### DESCRIPTION OF THE TASK
Could you repeat the records below exactly, leaving the pictures out?

(Beginning of EXTRACTED DATA)

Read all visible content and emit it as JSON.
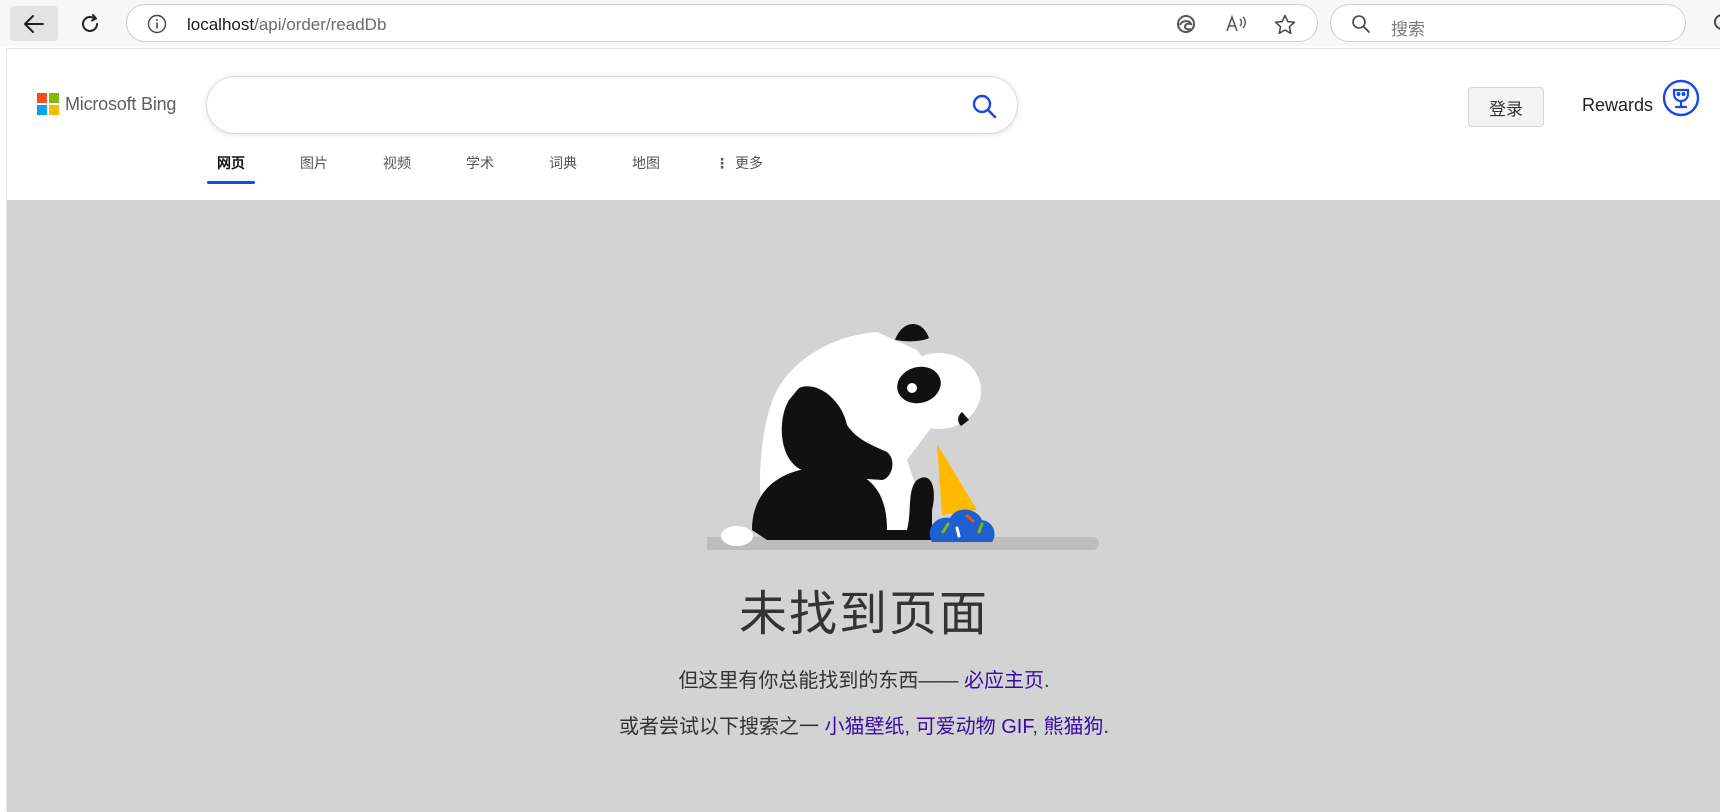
{
  "browser": {
    "url_host": "localhost",
    "url_path": "/api/order/readDb",
    "search_placeholder": "搜索"
  },
  "bing": {
    "logo_text": "Microsoft Bing",
    "search_value": "",
    "login_label": "登录",
    "rewards_label": "Rewards",
    "tabs": [
      {
        "label": "网页",
        "active": true
      },
      {
        "label": "图片",
        "active": false
      },
      {
        "label": "视频",
        "active": false
      },
      {
        "label": "学术",
        "active": false
      },
      {
        "label": "词典",
        "active": false
      },
      {
        "label": "地图",
        "active": false
      },
      {
        "label": "更多",
        "active": false
      }
    ],
    "logo_colors": [
      "#f25022",
      "#7fba00",
      "#00a4ef",
      "#ffb900"
    ],
    "accent": "#174ae4"
  },
  "error": {
    "title": "未找到页面",
    "line1_prefix": "但这里有你总能找到的东西——",
    "line1_link": "必应主页",
    "line1_suffix": ".",
    "line2_prefix": "或者尝试以下搜索之一",
    "links": [
      "小猫壁纸",
      "可爱动物 GIF",
      "熊猫狗"
    ],
    "sep": ", ",
    "end": ".",
    "link_color": "#3a0ca3",
    "background": "#d3d3d3"
  }
}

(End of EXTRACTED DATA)

### OUTPUT FOR THIS TASK
Read all visible content and emit it as JSON.
{
  "browser": {
    "url_host": "localhost",
    "url_path": "/api/order/readDb",
    "search_placeholder": "搜索"
  },
  "bing": {
    "logo_text": "Microsoft Bing",
    "search_value": "",
    "login_label": "登录",
    "rewards_label": "Rewards",
    "tabs": [
      {
        "label": "网页",
        "active": true
      },
      {
        "label": "图片",
        "active": false
      },
      {
        "label": "视频",
        "active": false
      },
      {
        "label": "学术",
        "active": false
      },
      {
        "label": "词典",
        "active": false
      },
      {
        "label": "地图",
        "active": false
      },
      {
        "label": "更多",
        "active": false
      }
    ],
    "logo_colors": [
      "#f25022",
      "#7fba00",
      "#00a4ef",
      "#ffb900"
    ],
    "accent": "#174ae4"
  },
  "error": {
    "title": "未找到页面",
    "line1_prefix": "但这里有你总能找到的东西——",
    "line1_link": "必应主页",
    "line1_suffix": ".",
    "line2_prefix": "或者尝试以下搜索之一",
    "links": [
      "小猫壁纸",
      "可爱动物 GIF",
      "熊猫狗"
    ],
    "sep": ", ",
    "end": ".",
    "link_color": "#3a0ca3",
    "background": "#d3d3d3"
  }
}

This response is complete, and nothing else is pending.